THE TASK
All lines holding the word "icon" are to be copied from the records beneath.

╭─ SUPPLIED MATERIAL

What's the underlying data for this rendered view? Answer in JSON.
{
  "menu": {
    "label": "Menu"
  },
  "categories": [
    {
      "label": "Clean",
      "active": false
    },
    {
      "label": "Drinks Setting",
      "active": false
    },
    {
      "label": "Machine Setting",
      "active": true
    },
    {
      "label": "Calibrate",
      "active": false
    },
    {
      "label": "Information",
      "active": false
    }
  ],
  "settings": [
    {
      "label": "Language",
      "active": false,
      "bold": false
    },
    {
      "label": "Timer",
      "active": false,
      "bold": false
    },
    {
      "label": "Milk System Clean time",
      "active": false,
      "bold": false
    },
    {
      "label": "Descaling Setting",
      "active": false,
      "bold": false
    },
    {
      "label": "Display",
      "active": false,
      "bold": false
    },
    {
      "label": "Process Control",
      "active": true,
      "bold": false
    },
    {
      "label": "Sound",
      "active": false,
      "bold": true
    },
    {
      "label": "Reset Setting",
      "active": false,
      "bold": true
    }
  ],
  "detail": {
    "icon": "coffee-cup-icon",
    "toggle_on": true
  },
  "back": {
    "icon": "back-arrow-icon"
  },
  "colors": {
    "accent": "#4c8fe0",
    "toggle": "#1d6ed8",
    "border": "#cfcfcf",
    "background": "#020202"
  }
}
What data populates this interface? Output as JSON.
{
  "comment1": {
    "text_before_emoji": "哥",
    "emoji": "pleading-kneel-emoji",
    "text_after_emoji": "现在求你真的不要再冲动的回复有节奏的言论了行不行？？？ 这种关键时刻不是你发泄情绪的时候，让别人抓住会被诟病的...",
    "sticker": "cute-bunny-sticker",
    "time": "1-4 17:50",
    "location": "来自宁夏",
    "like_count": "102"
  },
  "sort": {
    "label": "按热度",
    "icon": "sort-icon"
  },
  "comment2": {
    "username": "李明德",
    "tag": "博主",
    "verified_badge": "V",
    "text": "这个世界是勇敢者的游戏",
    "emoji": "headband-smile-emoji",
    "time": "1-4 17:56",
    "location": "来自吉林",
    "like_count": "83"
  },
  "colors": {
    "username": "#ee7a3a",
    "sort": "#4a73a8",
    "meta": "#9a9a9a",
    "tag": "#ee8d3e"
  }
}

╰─

COMPLETED EXERCISE
    "icon": "coffee-cup-icon",
    "icon": "back-arrow-icon"
    "icon": "sort-icon"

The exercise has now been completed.